Minnesota Vikings Respond to George Floyd’s Death

Wild Card Round - Seattle Seahawks v Minnesota Vikings


The Minnesota Vikings commented Wednesday on the death of George Floyd, a 46-year-old black man who died after a Minneapolis police officer suffocated Floyd. Officer Derek Chauvin used his knee to pin Floyd’s neck to the ground while he was handcuffed.

The statement reads:

“We are deeply saddened by the loss of life that occurred Monday evening just blocks from our stadium. Everyone in our community deserves the right to feel protected and safe. Our thoughts are with the George Floyd family and all individuals who have been affected by this tragedy.”

Floyd was arrested at the intersection of E. 38th Street on S. Chicago Avenue — the same street where U.S. Bank Stadium stands three miles north. Floyd was pronounced dead at a local hospital an hour after his arrest.

This is the first time the Vikings have made a public statement amid a string of civilian deaths at the hands of Twin Cities area police over the past five years: Justine Ruszczyk Damond in 2017; Philando Castile in 2016; Jamar Clark in 2015; and now George Floyd.

NFL fans across the country have responded to the team’s statement, including some rivals.

Minneapolis Mayor Jacob Frey called for the arrest and charging of Chauvin and the other three officers involved. They have all been fired from the Minneapolis police force.

Follow the Heavy on Vikings Facebook page for the latest breaking news, rumors and content!

Floyd Was a Star Tight End in High School

Floyd attended Jack Yates High School in Houston and was a tall, skinny basketball player turned tight end on one of the Lions’ most memorable teams that made it to the Class 5A state title game in 1992.

Former teammate Oscar Smallwood, who went on to play at Texas Tech, recalled Floyd’s mild-mannered nature, telling the Houston Chronicle of an intrasquad scrimmage where Floyd caught a deep pass and handed the ball to Smallwood to avoid being hit. Smallwood added that under the lights is when he shined, often converting on an endzone fade the coaching staff drew up for “Big Floyd.”

Jack Yates football coach Michael Hickey, a 1991 graduate, told the Houston Chronicle that Floyd was “beloved by everybody.”

“He was not a violent person. I had never seen him be violent in high school or ever heard about him being violent after that,” Hickey said. “I don’t know a lot about his adult background, but I’ve heard nothing but good things. He was always smiling every time I saw him.”
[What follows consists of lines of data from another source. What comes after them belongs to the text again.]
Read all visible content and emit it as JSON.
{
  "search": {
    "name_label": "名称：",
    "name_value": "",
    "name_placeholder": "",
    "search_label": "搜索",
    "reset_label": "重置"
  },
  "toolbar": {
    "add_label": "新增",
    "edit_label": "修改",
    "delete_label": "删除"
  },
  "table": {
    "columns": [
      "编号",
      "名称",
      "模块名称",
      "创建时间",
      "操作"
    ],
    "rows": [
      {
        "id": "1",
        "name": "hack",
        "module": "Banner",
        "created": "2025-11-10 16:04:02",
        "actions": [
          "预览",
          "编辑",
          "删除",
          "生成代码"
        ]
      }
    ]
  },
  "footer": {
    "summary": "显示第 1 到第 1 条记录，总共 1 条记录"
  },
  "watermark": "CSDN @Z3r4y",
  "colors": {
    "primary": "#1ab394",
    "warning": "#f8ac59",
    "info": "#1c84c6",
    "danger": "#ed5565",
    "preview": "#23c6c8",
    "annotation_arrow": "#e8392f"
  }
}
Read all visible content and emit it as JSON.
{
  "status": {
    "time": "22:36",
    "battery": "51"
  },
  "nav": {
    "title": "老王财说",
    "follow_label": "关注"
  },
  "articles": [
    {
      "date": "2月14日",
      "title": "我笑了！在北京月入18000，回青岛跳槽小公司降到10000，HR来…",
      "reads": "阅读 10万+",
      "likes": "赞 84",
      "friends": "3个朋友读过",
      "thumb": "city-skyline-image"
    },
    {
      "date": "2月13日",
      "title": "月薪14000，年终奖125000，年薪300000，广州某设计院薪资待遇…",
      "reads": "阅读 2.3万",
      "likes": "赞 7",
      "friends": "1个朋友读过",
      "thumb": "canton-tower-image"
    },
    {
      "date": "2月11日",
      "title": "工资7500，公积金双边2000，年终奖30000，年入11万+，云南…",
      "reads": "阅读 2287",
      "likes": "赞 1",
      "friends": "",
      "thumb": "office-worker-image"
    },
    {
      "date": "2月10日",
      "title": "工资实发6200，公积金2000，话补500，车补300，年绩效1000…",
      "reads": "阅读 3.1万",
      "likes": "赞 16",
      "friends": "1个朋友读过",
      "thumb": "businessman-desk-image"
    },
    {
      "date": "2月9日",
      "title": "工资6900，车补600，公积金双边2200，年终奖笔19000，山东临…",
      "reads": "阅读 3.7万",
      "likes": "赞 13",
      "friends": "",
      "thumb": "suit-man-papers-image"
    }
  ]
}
Follow Trevor Squire on Twitter: @trevordsquire

Comment Here
Notify of
Inline Feedbacks
View all comments
Would love your thoughts, please comment.x